What Does It Take to Build a Zero-Emission Hotel?

When real-estate developer Bruce Becker ’85 set out to convert New Haven’s historic, Marcel Breuer-designed Pirelli Building into the boutique Hotel Marcel, he realized that exclusively using renewable sources of energy would make the project more financially sustainable.


Most hotels have gas-fired hot water boilers. They have ranges in their kitchen. They have heating systems that use natural gas. They have generators that use diesel or natural gas. They have shuttles that use gas or diesel.

We just made a decision: there’s cost-effective high-performance options that eliminate all of those things, so we just said, let’s not do any of that. Just by virtue of not having those things, we’re a zero-emission hotel. There’s nothing gets burned within the four walls of this building, so we’re zero emission. Then we make most of the power from the solar panels. We are currently buying some energy from the grid, but we buy that from renewable sources. We do have a plan to add more solar panels so that we’ll be entirely self-sufficient.

It actually costs less to take this approach. Because of the new incentives with the IRA [Inflation Reduction Act], we have a 30% tax credit on all of the solar panels and batteries. We have also a grant from the local utility, United Illuminating, and we also have CPACE financing—Commercial Property Assessed Clean Energy financing. As a result of doing all these things and tapping into the incentives, we were able to invest $3 million less than we would’ve had to raise for a conventional project. I’ll go back to my days at the School of Management, being able to analyze that early on and realize this is actually the cheaper way to go.

A typical hotel in New England spends $15.50 per occupied room night on energy. We spend only about $5. So there’s an additional $10 a night that we could then use for other things—to compensate our staff better, to create a nicer environment here, to pay off our financing sooner. Asset value is a lot more because we don’t have that larger energy bill to pay every year. We capitalize that and it makes the building worth millions of dollars more than it otherwise would be. As times change, there needs to be new solutions.

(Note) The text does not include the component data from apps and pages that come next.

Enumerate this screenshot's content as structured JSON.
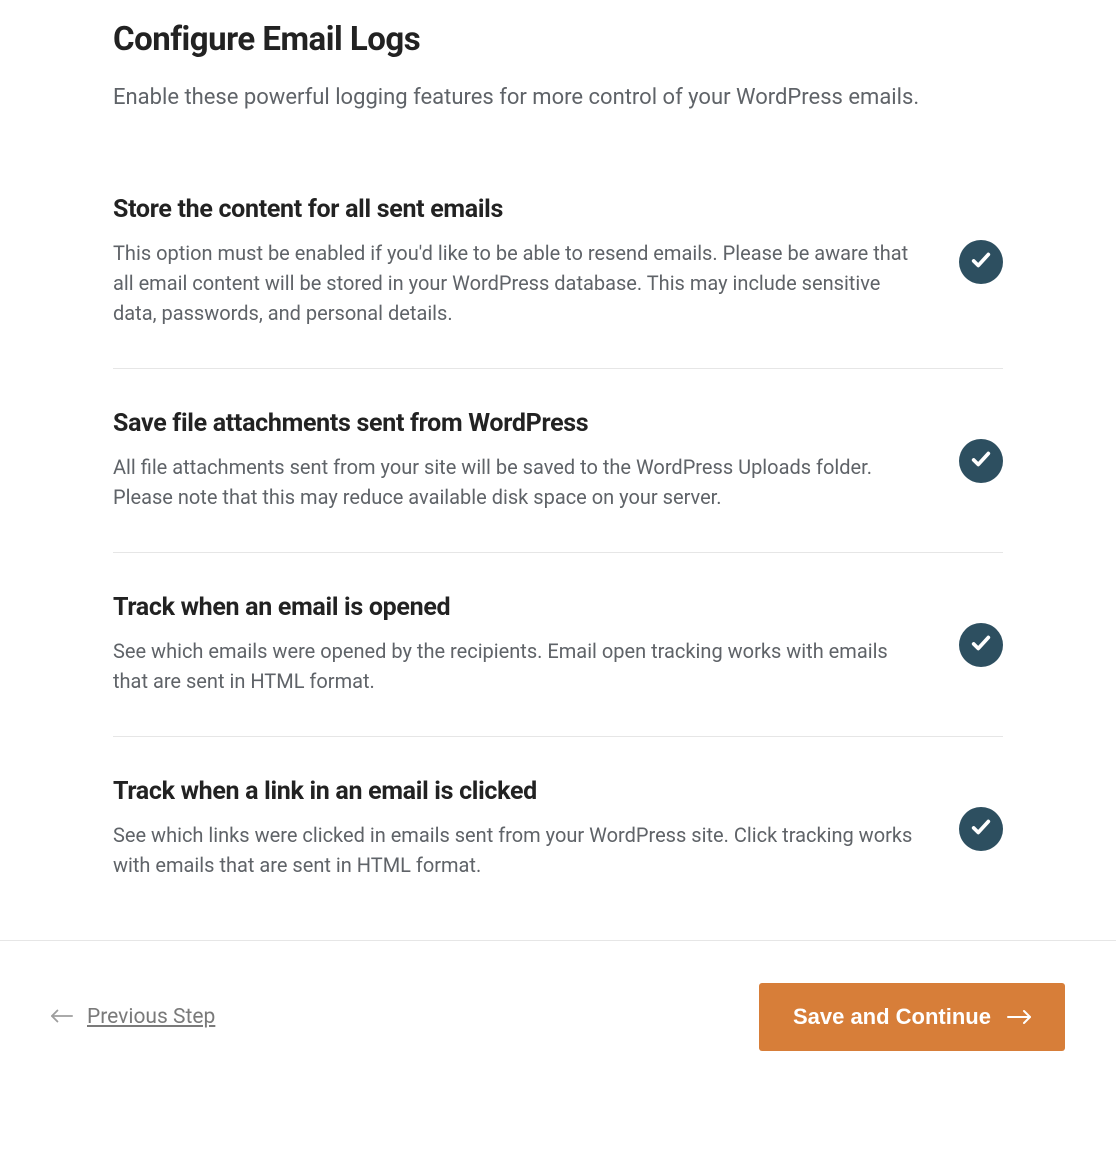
{
  "header": {
    "title": "Configure Email Logs",
    "subtitle": "Enable these powerful logging features for more control of your WordPress emails."
  },
  "options": [
    {
      "title": "Store the content for all sent emails",
      "description": "This option must be enabled if you'd like to be able to resend emails. Please be aware that all email content will be stored in your WordPress database. This may include sensitive data, passwords, and personal details.",
      "enabled": true
    },
    {
      "title": "Save file attachments sent from WordPress",
      "description": "All file attachments sent from your site will be saved to the WordPress Uploads folder. Please note that this may reduce available disk space on your server.",
      "enabled": true
    },
    {
      "title": "Track when an email is opened",
      "description": "See which emails were opened by the recipients. Email open tracking works with emails that are sent in HTML format.",
      "enabled": true
    },
    {
      "title": "Track when a link in an email is clicked",
      "description": "See which links were clicked in emails sent from your WordPress site. Click tracking works with emails that are sent in HTML format.",
      "enabled": true
    }
  ],
  "footer": {
    "prev_label": "Previous Step",
    "save_label": "Save and Continue"
  },
  "colors": {
    "toggle_bg": "#2d4f60",
    "button_bg": "#d77e39"
  }
}
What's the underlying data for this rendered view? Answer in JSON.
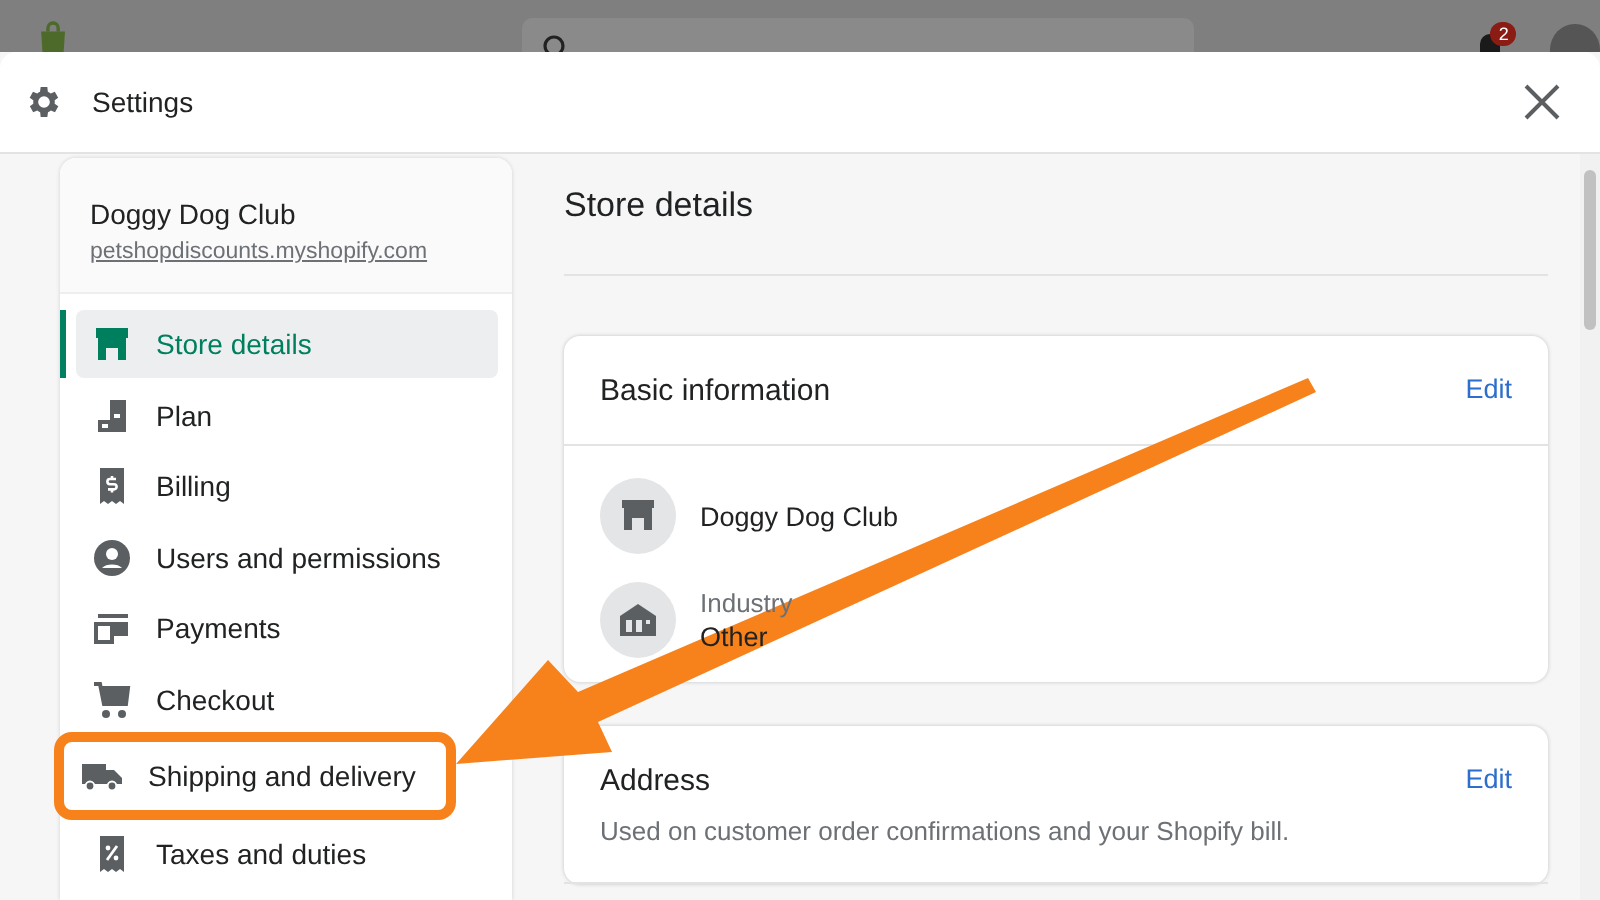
{
  "topbar": {
    "notifications": "2"
  },
  "window": {
    "title": "Settings"
  },
  "sidebar": {
    "store_name": "Doggy Dog Club",
    "store_url": "petshopdiscounts.myshopify.com",
    "items": [
      {
        "label": "Store details",
        "selected": true,
        "highlighted": false
      },
      {
        "label": "Plan",
        "selected": false,
        "highlighted": false
      },
      {
        "label": "Billing",
        "selected": false,
        "highlighted": false
      },
      {
        "label": "Users and permissions",
        "selected": false,
        "highlighted": false
      },
      {
        "label": "Payments",
        "selected": false,
        "highlighted": false
      },
      {
        "label": "Checkout",
        "selected": false,
        "highlighted": false
      },
      {
        "label": "Shipping and delivery",
        "selected": false,
        "highlighted": true
      },
      {
        "label": "Taxes and duties",
        "selected": false,
        "highlighted": false
      }
    ]
  },
  "main": {
    "title": "Store details",
    "cards": [
      {
        "title": "Basic information",
        "action": "Edit",
        "rows": [
          {
            "kind": "store",
            "value": "Doggy Dog Club"
          },
          {
            "kind": "industry",
            "label": "Industry",
            "value": "Other"
          }
        ]
      },
      {
        "title": "Address",
        "action": "Edit",
        "description": "Used on customer order confirmations and your Shopify bill."
      }
    ]
  }
}
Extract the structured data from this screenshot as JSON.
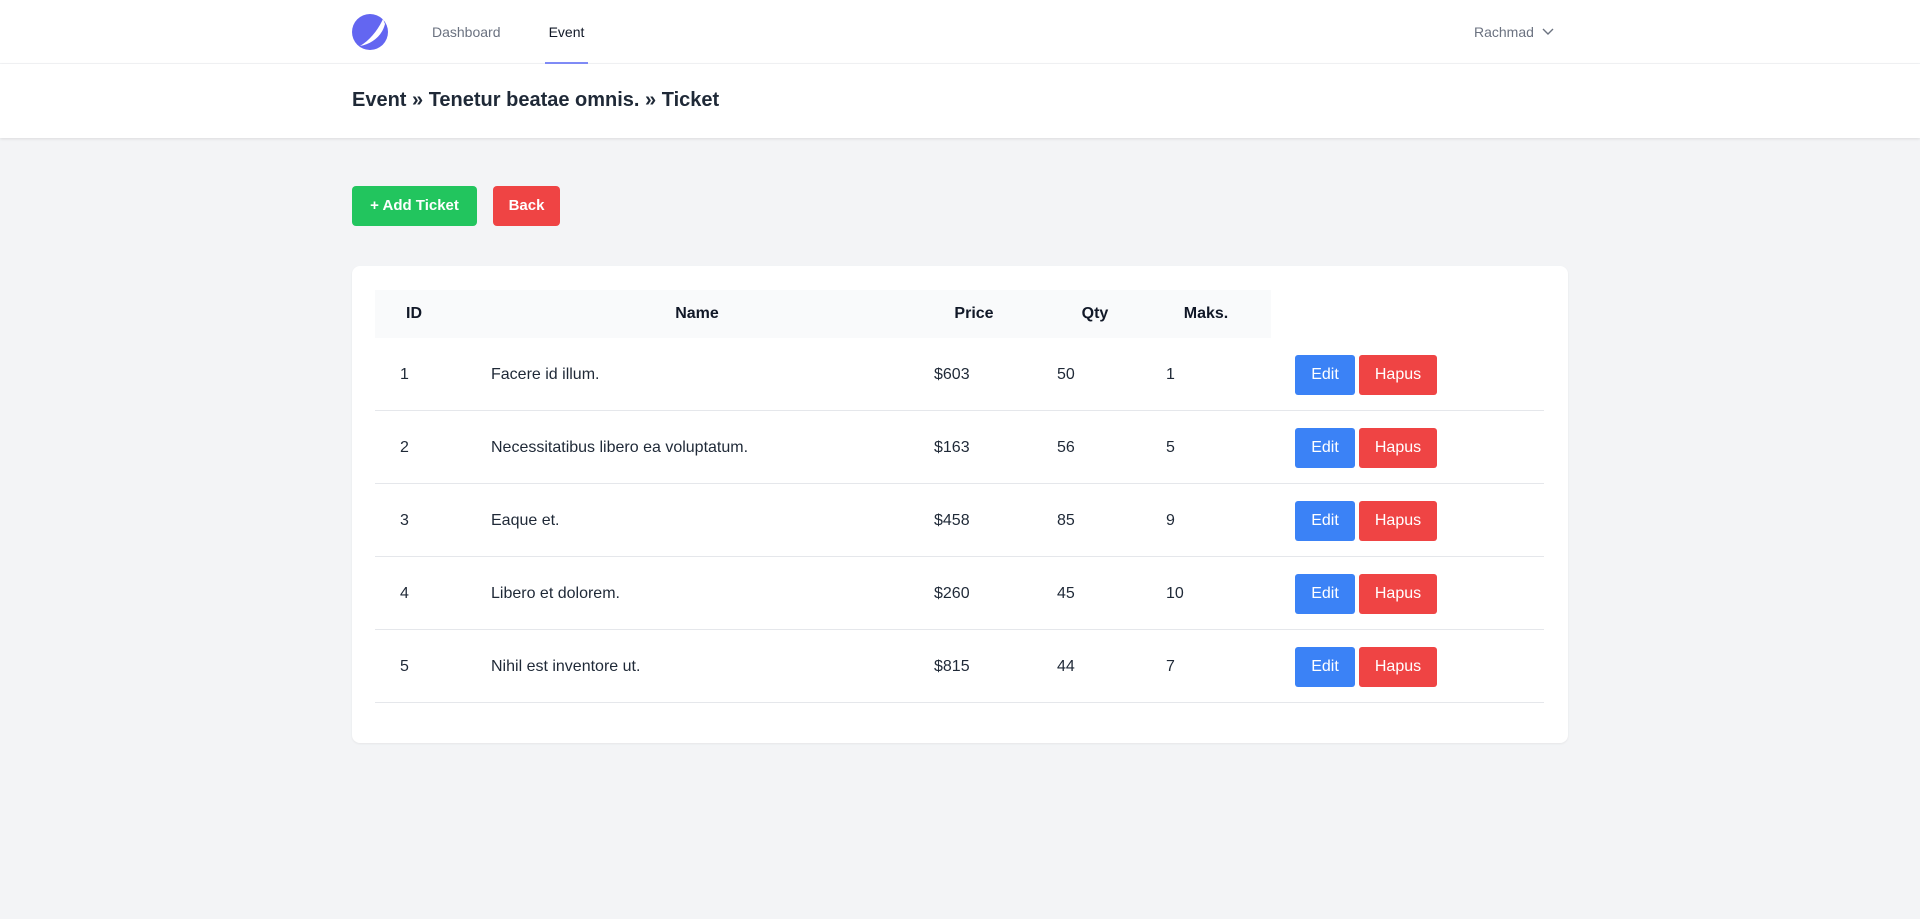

I actually find it very creative. As much effort has gone into the design of the financing and the energy systems as the physical design of the restoration of this interesting architectural landmark.